As the students bring their diverse life experiences to bear in their reading, writing, and class discussions, they practice giving—albeit imperfectly, at times—and complicate their understanding of queerness and one another. They express different interpretations of what it means to come out, espouse conflicting positions about the appropriateness of assigning gendered labels to fictional characters, and move both toward and away from trans-ally and trans communities. We also witness how students move with respect to racist and antiracist ideas, and how they make sense of tensions in their religious communities and families. In some moments, we see students pulled into the embrace of communities that support their empowerment; in others, they push themselves away from these communities as acts of self-preservation against homophobia, transphobia, and racism. When students read and discuss literature depicting LGBTQ+ characters’ family dynamics, for example, they critique their own experiences being policed by family about their gender, but they also try to empathize with the fear and grief that parents of trans children might experience. Throughout their discussions, Blackburn attempts to hold space for students to change their mind, learn from one another, and be pulled by their classmates toward new understandings, preparing them to continue evolving in how they conceptualize other people’s identities as well as their own.
Moving Across Differences points to the urgent need for continued research on the experiences of LGBTQ+ students in schools and classrooms that strive to maintain queer-friendly learning environments. While many teachers who work with diverse groups of students want to promote their safety and inclusion, they are not all prepared to facilitate discussions about LGBTQ+ literature, and they will need support to create space in their classrooms for students to practice fluidity and movement. While Blackburn provides detailed unit plans from her course in the appendix, these do not contain much in the way of practical guidance to help teachers structure classroom discussions or activities. The plans lack mechanisms for centering student voices in the lesson planning process. Future studies might examine how teachers can partner with queer youth in the design and implementation of literacy curricula. They may consider how elevating LGBTQ+ youth voices can contribute to a queering of the classroom.
Transforming our schools and society into more compassionate and accepting spaces, where queer students and teachers can exist free of oppression, first requires healing:

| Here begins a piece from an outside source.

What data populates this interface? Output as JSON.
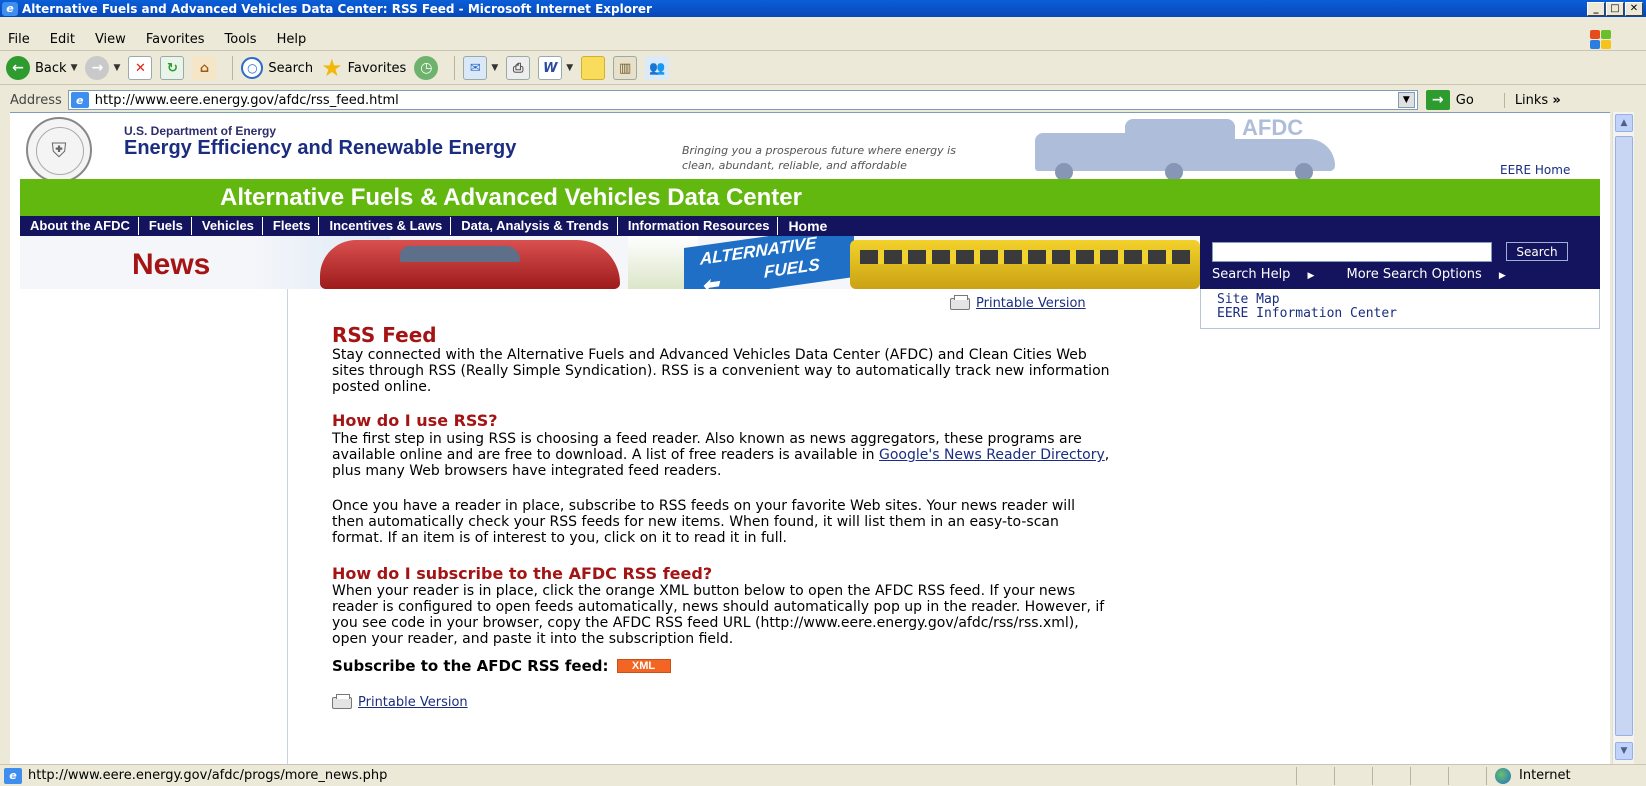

Those who have survived the damages must do everything in their power to prevent their continuation. They must do everything in their power to heal. But so, too, must those who have inflicted the damages. They must take responsibility not only for what they have done but also for what they have benefited from. Without doing so, they cannot heal.
The radical possibility of classrooms like Blackburn’s, where young people have the freedom to shift in their ideas about sexuality, gender, race, religion, and family as they read and discuss diverse LGBTQ+ literature, is exactly what is at stake in efforts to prohibit discussions about sexuality and gender identity in schools. When we move closer to people who are different from us—and when we give (but not necessarily forgive) in our encounters—we establish the intimacy needed to pull one another toward new ways of understanding our differences, and closer to a kinder and more just world.